What You’ll Bring:
To excel in this role, you should possess:
- A high school diploma or equivalent.
- [Specify Years] years of experience in assembly or a related field.
- A strong sense of attention to detail.
- Manual dexterity and fine motor skills.
- Proficiency in using a variety of hand and power tools.
- Ability to read and interpret technical drawings, schematics, and assembly instructions.
- Familiarity with materials commonly used in assembly processes.
- Quality control skills to ensure accurate and defect-free assembly.
- Safety awareness and adherence to workplace safety protocols.
- Effective communication skills for collaboration with team members and supervisors.
- Problem-solving abilities to troubleshoot assembly challenges.
- Time management skills to meet production deadlines.
- Adaptability to changes in assembly processes or materials.
- Organizational skills to maintain an orderly workspace.
Benefits and Perks:
- Competitive salary.
- Health insurance.
- Dental insurance.
- Vision insurance.
- Life insurance.
- Disability insurance.
- Retirement plans (e.g., 401(k)).
- Paid time off (PTO).
- Paid holidays.
- Flexible spending accounts (FSAs).
- Health savings accounts (HSAs).
- Employee assistance programs (EAPs).
- Wellness programs.
- Tuition reimbursement.
- Professional development opportunities.
- Flexible work arrangements.
- Transportation benefits (e.g., commuter benefits).
- Childcare assistance.
- Company events and social activities.
- Employee discounts.
- Paid volunteer time.
- Relocation assistance (if applicable).
- Stock options or equity (if applicable).
- Commuter benefits.
- On-site amenities (e.g., cafeteria, fitness centre).
- Recognition programs.
- Family-friendly policies.
- Continuing education support.
- Travel opportunities (if applicable).
- Company-provided Technology and tools.
- Gym memberships.
How to Join Us:
If you’re ready to contribute to our production process and uphold our commitment to quality and safety, please send your resume, a cover letter detailing your qualifications, and any other supporting documents to [email address] with the subject line “Application for Assembler Position – [Your Name].”
[Your Company Name] values diversity and is an equal-opportunity employer.
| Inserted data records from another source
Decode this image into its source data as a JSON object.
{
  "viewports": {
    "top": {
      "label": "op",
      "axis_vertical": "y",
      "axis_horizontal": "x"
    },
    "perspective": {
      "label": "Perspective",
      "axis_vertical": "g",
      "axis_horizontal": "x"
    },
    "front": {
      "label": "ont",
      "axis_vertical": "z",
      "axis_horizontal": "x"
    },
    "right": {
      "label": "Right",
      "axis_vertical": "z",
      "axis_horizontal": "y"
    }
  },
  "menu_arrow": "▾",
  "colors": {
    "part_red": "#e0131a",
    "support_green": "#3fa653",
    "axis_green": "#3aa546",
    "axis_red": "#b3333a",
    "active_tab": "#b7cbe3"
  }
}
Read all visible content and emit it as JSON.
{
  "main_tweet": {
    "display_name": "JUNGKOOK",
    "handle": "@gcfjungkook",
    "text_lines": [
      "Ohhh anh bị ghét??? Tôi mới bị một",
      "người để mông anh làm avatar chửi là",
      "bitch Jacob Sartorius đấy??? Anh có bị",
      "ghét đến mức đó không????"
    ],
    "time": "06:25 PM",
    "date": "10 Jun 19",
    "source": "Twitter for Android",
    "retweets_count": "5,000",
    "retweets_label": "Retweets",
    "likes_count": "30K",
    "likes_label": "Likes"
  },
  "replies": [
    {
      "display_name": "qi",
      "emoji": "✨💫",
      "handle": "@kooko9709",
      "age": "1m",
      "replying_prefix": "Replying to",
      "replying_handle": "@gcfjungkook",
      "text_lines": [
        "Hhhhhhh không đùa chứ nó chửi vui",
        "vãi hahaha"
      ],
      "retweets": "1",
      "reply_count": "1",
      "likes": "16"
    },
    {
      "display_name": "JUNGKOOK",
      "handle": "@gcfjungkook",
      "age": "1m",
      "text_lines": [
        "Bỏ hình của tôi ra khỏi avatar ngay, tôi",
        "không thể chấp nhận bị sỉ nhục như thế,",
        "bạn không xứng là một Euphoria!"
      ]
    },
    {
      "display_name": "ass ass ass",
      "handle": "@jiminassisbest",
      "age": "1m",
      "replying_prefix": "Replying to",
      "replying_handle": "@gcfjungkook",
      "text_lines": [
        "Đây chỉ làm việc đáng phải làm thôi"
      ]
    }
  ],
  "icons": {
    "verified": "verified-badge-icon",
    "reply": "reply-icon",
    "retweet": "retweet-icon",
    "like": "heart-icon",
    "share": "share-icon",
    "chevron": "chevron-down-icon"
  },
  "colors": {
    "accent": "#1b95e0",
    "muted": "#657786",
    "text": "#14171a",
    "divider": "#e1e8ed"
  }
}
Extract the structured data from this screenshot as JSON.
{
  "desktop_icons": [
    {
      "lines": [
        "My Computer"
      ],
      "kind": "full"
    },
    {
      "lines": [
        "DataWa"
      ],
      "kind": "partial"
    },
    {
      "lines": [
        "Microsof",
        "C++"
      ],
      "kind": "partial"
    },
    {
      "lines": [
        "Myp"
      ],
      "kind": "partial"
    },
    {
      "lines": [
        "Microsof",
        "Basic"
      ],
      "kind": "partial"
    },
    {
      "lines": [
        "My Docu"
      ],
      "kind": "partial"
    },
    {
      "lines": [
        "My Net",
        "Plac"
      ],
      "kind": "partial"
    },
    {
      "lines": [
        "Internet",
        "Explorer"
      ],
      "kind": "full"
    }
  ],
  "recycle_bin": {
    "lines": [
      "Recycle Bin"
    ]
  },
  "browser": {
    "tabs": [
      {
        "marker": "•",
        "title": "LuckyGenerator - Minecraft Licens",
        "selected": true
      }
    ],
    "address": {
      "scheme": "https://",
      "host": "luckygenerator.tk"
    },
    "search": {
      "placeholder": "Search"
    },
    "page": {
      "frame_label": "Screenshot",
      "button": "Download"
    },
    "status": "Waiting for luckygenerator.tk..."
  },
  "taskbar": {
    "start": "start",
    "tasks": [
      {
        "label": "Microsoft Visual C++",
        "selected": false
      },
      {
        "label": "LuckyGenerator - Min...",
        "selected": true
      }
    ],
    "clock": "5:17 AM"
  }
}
Discrimination based on race, colour, religion, gender, sexual orientation, gender identity, national origin, or protected veteran status will not be tolerated.
Closing Date: [Insert closing date for applications]
Customize this job description to align with your company’s unique requirements and the specific assembler position you want to fill. Remember that a well-crafted job description is essential for attracting suitable candidates.
How Much Does it Cost to Hire an Assembler?
When considering the cost of hiring an assembler, it’s essential to account for various expenses to plan your budget effectively. Understanding these costs will help you streamline your hiring process while ensuring you find the best candidate without breaking the bank.
Salary and Benefits
The primary cost of hiring an assembler is their salary. Salary levels can vary depending on location, experience, and industry standards. Assemblers earn $12.11 to $24.50 per hour and $52,000 to $107,000 annually. To attract top talent, consider offering health insurance, paid time off, and retirement plans.
Training and Onboarding
Newly hired assemblers may require training and onboarding, especially if they are new to your industry or organization. Allocate funds for training programs, tools, and software necessary for their role.
Equipment and Software
Assemblers often require specialized equipment and software. Budget for expenses related to providing essential assembly tools, safety equipment, material handling equipment, quality control equipment, and workstations. Using various software requires license payment; make a separate budget for that. Go with the software brand that suits your budget.
Keep in mind that costs can vary widely based on your company’s size, location, and specific hiring needs. Carefully assess these factors to create an accurate budget for hiring an assembler.